Records to use: Begin
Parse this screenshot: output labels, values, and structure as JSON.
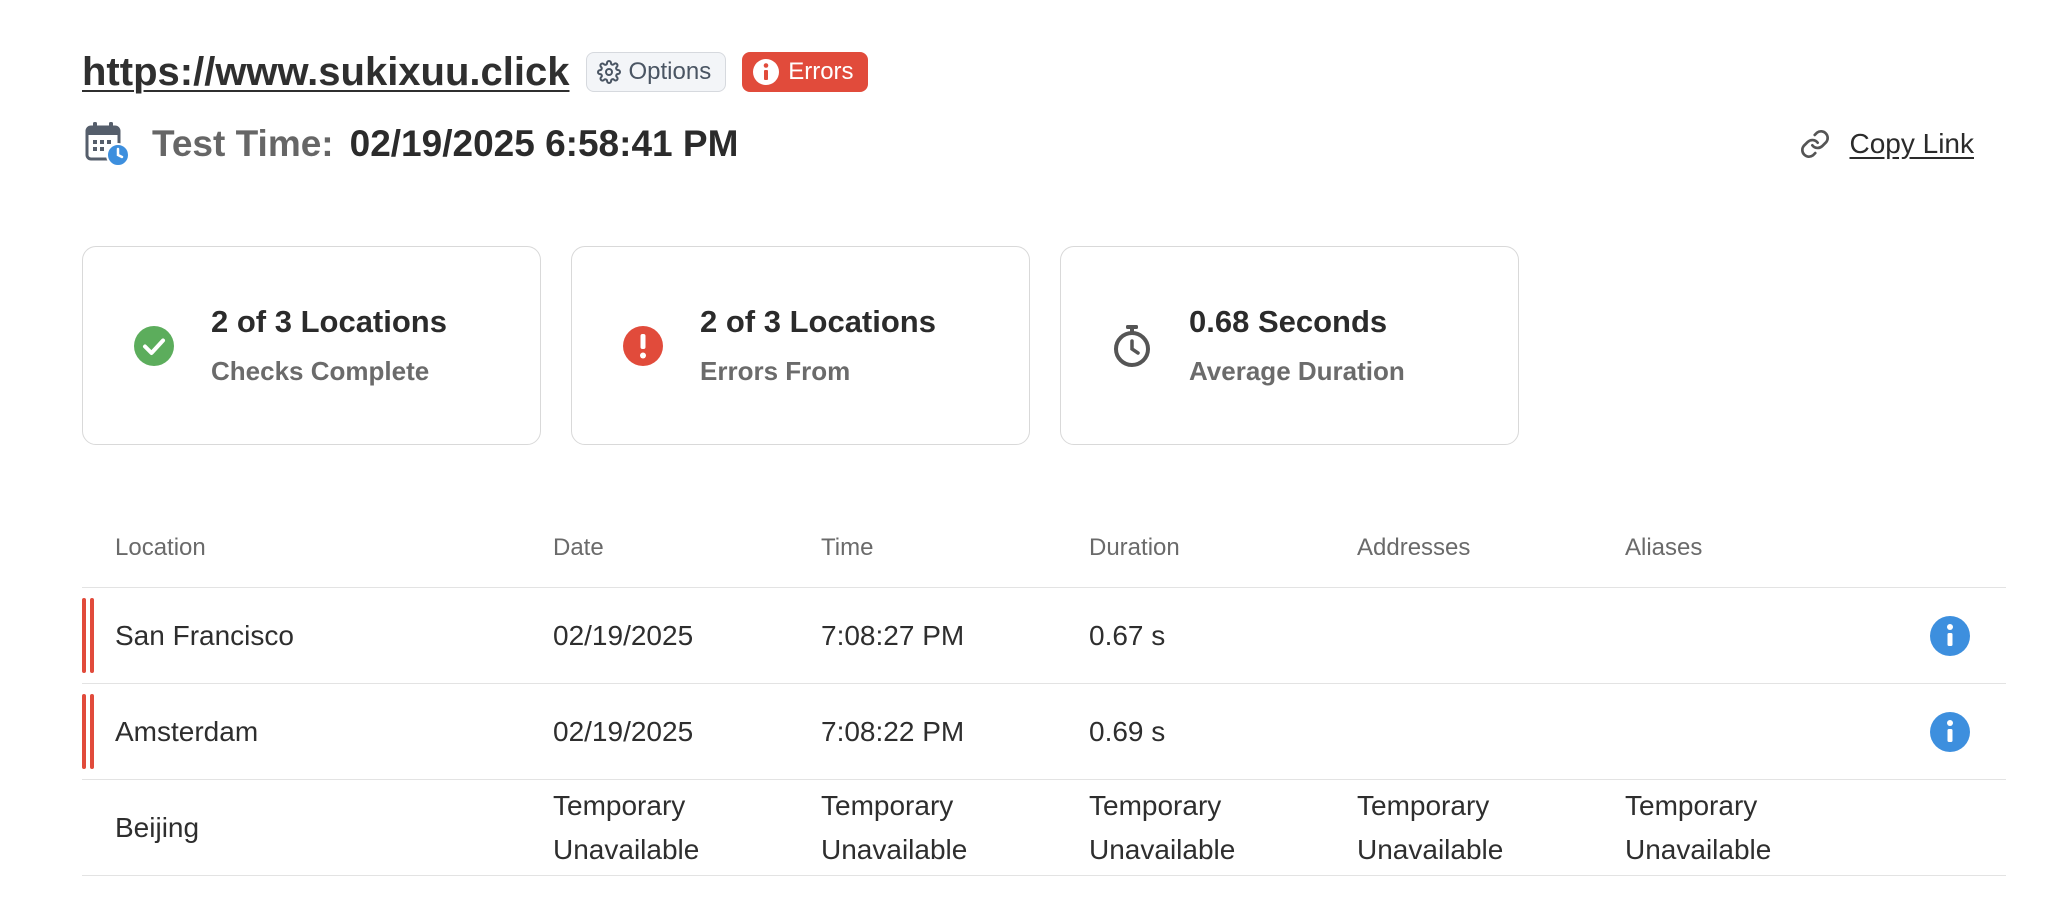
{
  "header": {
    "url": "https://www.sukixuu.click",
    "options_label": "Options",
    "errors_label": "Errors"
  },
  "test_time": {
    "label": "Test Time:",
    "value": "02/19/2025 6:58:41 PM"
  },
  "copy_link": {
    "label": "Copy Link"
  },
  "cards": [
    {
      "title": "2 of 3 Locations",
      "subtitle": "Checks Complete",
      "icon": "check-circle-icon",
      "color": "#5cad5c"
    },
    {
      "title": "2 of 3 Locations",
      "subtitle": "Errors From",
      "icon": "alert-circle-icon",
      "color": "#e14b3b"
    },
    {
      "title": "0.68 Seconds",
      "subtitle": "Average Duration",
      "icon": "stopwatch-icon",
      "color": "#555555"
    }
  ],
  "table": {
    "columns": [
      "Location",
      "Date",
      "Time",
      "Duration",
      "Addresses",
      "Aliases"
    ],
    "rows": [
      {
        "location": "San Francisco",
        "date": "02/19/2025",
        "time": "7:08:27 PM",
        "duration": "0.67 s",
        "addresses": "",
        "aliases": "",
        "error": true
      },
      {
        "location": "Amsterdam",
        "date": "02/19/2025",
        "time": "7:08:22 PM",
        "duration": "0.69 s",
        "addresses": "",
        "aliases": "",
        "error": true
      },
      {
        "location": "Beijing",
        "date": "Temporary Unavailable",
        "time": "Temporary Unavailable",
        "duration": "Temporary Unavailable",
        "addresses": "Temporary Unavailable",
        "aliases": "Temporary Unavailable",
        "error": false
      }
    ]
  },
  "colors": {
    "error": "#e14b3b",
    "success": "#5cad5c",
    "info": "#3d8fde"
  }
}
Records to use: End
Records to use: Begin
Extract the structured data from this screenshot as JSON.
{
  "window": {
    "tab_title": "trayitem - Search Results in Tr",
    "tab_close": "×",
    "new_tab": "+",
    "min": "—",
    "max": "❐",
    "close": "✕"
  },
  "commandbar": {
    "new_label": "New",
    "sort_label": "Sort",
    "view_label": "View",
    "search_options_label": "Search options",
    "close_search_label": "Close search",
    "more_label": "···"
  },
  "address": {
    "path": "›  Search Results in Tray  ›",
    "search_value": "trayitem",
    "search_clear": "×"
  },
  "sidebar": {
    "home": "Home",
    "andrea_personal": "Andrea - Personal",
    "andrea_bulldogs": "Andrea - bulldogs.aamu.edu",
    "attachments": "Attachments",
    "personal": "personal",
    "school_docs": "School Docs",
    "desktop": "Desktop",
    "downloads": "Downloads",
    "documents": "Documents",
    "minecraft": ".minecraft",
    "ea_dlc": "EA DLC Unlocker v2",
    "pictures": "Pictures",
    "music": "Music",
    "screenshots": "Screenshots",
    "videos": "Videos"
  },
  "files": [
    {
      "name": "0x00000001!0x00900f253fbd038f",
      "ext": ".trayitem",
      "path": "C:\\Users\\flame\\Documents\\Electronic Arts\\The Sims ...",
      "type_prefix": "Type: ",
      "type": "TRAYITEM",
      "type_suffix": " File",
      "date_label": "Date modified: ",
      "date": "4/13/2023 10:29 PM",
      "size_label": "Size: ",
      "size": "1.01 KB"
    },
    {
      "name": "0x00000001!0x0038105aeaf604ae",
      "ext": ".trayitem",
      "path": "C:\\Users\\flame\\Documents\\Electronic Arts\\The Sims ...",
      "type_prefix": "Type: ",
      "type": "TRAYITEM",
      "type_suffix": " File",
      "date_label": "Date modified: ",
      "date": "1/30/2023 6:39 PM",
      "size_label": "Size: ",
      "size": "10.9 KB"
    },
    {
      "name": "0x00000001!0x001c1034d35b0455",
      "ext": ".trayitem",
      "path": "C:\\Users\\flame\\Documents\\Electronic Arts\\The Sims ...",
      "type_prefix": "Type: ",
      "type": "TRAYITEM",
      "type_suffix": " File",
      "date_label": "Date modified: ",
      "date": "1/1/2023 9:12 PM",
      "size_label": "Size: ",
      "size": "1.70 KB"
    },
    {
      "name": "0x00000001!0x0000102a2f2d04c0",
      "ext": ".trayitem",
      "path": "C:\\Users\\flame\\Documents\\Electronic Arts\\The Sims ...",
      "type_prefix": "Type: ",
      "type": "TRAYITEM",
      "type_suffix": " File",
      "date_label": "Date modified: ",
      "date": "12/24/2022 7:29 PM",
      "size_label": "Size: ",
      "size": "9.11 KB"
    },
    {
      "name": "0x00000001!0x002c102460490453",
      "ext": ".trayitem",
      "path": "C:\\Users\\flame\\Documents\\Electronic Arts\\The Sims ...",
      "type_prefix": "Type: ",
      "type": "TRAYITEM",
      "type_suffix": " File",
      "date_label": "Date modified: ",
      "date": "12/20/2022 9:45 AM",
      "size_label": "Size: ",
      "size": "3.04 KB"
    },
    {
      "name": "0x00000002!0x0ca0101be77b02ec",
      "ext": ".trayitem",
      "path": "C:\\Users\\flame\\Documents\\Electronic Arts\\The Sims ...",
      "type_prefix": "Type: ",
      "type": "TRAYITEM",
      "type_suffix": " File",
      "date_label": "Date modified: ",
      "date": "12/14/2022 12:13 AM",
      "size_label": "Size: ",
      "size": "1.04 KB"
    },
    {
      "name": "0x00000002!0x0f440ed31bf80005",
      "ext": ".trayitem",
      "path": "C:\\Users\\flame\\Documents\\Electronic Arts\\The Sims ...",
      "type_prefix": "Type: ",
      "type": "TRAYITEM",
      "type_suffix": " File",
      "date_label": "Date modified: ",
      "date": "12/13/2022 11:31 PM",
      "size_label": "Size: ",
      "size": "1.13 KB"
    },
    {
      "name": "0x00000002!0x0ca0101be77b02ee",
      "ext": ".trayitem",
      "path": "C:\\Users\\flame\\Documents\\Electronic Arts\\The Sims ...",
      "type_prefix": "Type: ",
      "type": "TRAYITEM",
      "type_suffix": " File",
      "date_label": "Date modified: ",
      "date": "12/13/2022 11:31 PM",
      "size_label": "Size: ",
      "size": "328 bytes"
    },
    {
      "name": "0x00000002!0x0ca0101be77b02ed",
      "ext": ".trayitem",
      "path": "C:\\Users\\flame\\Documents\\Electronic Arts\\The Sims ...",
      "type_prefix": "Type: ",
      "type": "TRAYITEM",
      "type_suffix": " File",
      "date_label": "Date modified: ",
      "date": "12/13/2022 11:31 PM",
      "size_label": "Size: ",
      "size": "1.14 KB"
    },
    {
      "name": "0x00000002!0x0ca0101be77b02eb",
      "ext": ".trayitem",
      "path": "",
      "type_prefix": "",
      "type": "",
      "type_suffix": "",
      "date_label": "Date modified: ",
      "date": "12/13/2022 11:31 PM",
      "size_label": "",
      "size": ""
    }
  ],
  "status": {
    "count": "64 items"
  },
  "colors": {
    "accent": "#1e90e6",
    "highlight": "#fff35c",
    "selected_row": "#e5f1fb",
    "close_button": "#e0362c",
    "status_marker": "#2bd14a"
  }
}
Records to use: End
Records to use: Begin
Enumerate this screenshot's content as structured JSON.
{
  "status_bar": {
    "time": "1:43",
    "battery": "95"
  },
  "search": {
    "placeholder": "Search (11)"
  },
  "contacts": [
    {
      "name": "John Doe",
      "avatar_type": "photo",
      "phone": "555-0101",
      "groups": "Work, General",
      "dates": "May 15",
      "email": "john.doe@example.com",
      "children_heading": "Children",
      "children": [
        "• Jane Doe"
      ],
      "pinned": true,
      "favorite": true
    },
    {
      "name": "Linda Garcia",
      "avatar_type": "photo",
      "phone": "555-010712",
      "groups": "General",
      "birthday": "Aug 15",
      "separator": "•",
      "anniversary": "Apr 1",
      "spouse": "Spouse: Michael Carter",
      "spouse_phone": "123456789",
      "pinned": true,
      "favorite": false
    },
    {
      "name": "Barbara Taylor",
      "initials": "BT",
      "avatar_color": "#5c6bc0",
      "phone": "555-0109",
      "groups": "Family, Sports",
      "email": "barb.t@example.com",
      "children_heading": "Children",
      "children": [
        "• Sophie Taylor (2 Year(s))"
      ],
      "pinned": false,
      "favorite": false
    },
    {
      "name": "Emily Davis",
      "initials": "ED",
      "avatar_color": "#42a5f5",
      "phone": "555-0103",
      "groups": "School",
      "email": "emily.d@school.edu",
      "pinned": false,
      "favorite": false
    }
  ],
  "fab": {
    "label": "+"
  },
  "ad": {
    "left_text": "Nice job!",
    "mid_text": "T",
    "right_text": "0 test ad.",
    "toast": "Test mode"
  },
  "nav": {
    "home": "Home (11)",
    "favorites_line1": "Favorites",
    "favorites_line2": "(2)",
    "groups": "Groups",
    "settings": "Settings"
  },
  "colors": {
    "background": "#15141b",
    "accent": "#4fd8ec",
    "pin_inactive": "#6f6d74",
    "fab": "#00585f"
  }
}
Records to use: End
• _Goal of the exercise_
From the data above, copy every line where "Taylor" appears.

• _Output below_
      "name": "Barbara Taylor",
        "• Sophie Taylor (2 Year(s))"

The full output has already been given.